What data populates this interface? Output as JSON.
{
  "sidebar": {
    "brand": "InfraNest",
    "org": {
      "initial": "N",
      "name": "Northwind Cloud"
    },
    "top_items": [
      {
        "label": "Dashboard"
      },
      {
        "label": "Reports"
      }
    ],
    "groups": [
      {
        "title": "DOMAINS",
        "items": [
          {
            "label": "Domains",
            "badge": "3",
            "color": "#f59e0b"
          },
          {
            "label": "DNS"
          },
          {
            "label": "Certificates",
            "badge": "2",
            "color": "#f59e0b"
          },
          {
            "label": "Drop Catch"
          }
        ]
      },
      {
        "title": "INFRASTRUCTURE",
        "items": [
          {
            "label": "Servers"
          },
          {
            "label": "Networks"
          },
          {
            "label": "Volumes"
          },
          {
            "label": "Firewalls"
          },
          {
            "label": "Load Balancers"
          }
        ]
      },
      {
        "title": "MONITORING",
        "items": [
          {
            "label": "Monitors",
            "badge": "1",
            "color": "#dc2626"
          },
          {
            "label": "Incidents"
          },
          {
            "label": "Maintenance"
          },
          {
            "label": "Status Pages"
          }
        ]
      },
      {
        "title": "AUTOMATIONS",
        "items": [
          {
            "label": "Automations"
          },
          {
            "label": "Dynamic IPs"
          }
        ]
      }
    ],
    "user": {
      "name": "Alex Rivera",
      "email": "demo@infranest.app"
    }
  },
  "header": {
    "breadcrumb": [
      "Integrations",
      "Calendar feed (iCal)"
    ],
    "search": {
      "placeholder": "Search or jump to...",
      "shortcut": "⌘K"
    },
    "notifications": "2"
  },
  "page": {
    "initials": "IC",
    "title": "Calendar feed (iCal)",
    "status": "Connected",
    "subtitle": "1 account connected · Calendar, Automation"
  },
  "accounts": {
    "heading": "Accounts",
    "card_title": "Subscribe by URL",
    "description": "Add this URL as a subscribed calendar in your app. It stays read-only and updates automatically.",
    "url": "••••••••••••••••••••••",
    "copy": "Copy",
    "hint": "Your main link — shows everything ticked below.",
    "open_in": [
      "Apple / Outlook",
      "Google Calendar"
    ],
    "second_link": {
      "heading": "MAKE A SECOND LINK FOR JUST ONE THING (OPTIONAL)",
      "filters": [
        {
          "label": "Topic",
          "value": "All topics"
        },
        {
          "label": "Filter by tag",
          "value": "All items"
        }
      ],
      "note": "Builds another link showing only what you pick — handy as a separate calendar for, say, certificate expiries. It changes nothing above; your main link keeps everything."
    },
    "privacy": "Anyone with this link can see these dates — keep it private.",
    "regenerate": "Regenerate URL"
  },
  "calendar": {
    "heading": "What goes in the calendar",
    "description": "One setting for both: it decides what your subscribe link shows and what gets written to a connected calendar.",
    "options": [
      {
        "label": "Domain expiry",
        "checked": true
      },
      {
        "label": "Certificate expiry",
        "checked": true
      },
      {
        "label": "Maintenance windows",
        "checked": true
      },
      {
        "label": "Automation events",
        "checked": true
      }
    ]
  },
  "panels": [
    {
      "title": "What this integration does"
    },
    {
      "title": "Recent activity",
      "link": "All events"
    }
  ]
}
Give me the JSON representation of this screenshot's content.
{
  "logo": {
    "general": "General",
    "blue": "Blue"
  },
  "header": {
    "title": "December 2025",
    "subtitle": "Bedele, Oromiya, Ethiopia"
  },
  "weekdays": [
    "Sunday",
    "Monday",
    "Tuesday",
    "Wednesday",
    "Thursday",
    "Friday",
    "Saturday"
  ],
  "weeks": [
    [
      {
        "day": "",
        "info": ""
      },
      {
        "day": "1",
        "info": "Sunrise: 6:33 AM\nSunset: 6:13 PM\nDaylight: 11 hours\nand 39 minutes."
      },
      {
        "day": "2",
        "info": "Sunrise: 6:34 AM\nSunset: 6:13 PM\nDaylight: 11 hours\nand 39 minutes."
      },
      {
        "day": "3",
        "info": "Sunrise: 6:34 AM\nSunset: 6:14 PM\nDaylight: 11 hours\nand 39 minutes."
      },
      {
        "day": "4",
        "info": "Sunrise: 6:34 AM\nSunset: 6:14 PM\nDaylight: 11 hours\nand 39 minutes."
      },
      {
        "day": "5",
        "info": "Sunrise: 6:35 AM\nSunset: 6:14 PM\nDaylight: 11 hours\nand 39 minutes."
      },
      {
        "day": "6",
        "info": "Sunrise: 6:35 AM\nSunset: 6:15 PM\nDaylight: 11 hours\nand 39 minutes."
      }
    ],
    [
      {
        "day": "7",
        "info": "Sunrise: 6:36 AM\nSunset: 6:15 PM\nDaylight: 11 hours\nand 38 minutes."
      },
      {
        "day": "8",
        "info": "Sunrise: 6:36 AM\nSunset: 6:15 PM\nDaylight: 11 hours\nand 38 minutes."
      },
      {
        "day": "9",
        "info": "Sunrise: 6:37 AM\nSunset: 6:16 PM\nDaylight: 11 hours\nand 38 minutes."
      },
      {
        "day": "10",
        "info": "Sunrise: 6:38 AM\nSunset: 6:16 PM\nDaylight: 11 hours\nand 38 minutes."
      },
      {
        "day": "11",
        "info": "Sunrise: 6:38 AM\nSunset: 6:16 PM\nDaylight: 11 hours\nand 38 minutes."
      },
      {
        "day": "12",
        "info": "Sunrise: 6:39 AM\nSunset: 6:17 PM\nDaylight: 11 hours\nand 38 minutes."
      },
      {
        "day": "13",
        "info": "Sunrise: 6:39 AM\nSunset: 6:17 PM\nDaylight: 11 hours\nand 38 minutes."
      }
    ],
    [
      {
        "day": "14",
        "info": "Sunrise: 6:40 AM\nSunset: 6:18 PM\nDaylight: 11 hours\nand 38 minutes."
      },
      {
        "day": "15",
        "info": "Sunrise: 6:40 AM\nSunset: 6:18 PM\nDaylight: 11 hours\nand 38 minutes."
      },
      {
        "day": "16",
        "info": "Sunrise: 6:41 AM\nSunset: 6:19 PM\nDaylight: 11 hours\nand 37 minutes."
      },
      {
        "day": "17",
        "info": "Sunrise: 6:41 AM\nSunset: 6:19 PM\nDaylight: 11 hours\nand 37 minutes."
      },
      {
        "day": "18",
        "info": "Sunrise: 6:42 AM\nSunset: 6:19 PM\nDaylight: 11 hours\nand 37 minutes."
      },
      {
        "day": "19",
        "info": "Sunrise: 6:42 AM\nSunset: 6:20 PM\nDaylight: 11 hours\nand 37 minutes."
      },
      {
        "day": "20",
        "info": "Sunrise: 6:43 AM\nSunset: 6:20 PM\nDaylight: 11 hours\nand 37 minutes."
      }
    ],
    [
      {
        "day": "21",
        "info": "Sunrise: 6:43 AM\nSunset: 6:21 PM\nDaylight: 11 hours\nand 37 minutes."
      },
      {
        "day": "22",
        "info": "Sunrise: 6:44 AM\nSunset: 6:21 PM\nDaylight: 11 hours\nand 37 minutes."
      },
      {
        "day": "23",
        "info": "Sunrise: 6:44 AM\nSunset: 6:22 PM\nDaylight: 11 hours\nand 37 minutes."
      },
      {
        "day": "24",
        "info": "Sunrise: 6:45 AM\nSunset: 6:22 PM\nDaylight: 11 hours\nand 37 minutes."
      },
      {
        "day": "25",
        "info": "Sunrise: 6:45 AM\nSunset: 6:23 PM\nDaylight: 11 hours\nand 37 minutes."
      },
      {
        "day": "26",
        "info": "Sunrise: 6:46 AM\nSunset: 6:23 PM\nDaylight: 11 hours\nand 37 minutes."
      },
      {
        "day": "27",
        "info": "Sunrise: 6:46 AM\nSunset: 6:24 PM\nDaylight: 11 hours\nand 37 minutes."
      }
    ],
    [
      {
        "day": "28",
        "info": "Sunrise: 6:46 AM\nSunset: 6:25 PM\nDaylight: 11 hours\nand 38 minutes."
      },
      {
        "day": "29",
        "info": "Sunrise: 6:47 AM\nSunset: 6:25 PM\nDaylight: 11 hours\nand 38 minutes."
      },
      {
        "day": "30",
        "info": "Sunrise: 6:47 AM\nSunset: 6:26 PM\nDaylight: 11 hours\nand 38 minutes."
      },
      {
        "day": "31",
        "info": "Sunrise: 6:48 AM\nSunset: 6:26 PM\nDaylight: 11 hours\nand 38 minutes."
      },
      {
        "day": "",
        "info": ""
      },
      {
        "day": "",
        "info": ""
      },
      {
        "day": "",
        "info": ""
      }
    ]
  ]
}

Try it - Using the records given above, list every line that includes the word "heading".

Result below -
    "heading": "Accounts",
      "heading": "MAKE A SECOND LINK FOR JUST ONE THING (OPTIONAL)",
    "heading": "What goes in the calendar",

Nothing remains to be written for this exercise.